The Conch – moe.
Even when they were recording in their buddy's Buffalo apartment, moe. has always made pretty groovy albums. Rarely have they been afraid to experiment, from their early live/studio hybrid Loaf to the conceptual segues of Wormwood. Their newest, The Conch, follows those paths and more, ultimately leading moe. down a breadcrumb trail that lands them, unfortunately and uncomfortably, to a place almost in the middle of the road. The quintet sometimes sound like a random strum-happy jamband one might encounter at the long-closed Wetlands opening up for, well, moe..

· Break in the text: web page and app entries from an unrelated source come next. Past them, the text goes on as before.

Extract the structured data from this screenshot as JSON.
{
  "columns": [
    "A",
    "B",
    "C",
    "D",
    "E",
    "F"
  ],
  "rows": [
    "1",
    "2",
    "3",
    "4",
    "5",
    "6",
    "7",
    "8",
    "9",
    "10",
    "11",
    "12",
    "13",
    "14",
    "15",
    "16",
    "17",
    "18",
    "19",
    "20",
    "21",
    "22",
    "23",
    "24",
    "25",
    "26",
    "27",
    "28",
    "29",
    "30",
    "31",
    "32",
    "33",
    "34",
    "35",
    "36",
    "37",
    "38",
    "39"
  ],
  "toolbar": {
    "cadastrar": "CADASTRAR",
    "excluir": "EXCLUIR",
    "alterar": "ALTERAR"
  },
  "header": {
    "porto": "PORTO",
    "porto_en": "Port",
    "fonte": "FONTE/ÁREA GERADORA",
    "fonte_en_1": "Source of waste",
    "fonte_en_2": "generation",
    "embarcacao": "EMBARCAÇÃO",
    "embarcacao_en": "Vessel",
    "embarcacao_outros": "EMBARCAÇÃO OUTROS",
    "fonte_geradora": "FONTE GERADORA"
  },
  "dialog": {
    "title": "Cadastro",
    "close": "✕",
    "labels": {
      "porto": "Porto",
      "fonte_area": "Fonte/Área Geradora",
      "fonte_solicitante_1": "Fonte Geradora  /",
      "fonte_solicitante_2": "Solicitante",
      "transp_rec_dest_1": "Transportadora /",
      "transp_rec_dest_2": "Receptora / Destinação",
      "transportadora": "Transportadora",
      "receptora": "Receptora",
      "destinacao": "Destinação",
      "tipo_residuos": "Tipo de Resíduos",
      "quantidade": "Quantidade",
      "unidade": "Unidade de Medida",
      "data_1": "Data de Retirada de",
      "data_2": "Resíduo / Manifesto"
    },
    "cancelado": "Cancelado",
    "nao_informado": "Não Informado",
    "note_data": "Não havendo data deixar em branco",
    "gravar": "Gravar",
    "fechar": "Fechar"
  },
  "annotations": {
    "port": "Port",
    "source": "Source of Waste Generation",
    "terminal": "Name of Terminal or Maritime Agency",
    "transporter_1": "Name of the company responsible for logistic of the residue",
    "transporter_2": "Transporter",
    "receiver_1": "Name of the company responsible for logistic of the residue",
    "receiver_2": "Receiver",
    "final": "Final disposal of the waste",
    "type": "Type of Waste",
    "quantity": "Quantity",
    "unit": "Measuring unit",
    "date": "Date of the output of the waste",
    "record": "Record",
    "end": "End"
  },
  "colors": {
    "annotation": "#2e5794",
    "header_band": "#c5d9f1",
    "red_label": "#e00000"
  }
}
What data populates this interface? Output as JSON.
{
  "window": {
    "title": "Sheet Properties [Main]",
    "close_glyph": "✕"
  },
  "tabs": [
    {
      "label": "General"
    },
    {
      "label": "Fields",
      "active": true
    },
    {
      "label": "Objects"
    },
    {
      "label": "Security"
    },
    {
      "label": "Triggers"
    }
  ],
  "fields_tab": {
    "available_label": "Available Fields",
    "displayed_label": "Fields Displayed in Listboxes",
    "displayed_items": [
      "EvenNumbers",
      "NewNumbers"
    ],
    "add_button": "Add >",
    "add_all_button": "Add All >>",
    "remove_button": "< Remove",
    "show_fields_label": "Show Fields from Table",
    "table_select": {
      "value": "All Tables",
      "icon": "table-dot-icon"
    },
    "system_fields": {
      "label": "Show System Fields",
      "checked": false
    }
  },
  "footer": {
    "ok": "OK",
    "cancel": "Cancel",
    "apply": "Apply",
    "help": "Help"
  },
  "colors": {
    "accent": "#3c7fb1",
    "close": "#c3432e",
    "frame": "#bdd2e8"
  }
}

In places, this works to their advantage. "Lost Along the Way" vibes along pleasantly, properly elegiac and twangy. "There wasn't a sound except for the rush of blood inside your head," Al Schnier and Chuck Garvey harmonize evocatively on the chorus (catchy either on its own terms or, perhaps, because it sounds like Phish's "Dirt"). Unfortunately, after a sparkling, entwined guitar duet between the two, which would've been a perfect ending, the tune edges into predictable jamband histrionics and a final chorus whose primary drama comes from Schnier's voice being cranked up in the mix.
Like Wormwood, The Conch is littered with tantalizing one-minute interstitals — including the chaos-happy title cut, the brief jam on "Tubing the River Styx," the mysterious Talking Heads-like chanting of "y eaux Massa," and the dripping trip-hop of "The Col" — but most just set-up more plodding, mid-tempo hippie pop. The introduction and subsequent verses to the album-closing "Brittle End" are sparse and beautiful. Without the drums, Rob Derhak’s melody might even approach shimmering Radiohead territory. The drums, which recall the needless thunder of 1980s Jerry Garcia ballads, prevent the song from reaching the ethereal, lashing it to a platonic arena somewhere.
There's intra-song experimentation, too, though it is often buried, like the warm electronic textures burbling too far below the surface of Derhak's bongo-dehanced suicide meditation "Another One Gone," and the unneeded news samples tucked below an otherwise fantastic guitar breakdown on "Tailspin." Chuck Garvey's "Wind It Up," meanwhile, alternates between half-speed "You Enjoy Myself" ballet and a mellow electronic groove (eventually delivering on the former). Where the album rocks, though, it only does so in quotation marks: "Tailspin" and "The Pit" both boogie meancingly, but neither rises on its hind legs. Besides a good use of Jim Loughlin's vibraphone on the latter, both eventually just sound like Widespread Panic. Fuck that.
Like every moe. album, The Conch is packed with ideas. If it is lacking, it is only through lethargy — but that might not be a turn-off for some. For better or worse, moe. sound unquestionably like themselves, from Al Schnier’s nasal voice and weedlephonic guitar, to Jim Loughlin’s melodic percussion counterpoints. They’re a jamband, and they sound like a jamband. And that’s alright, but — given how much they have going on in their music — they could be so much, um, mo’.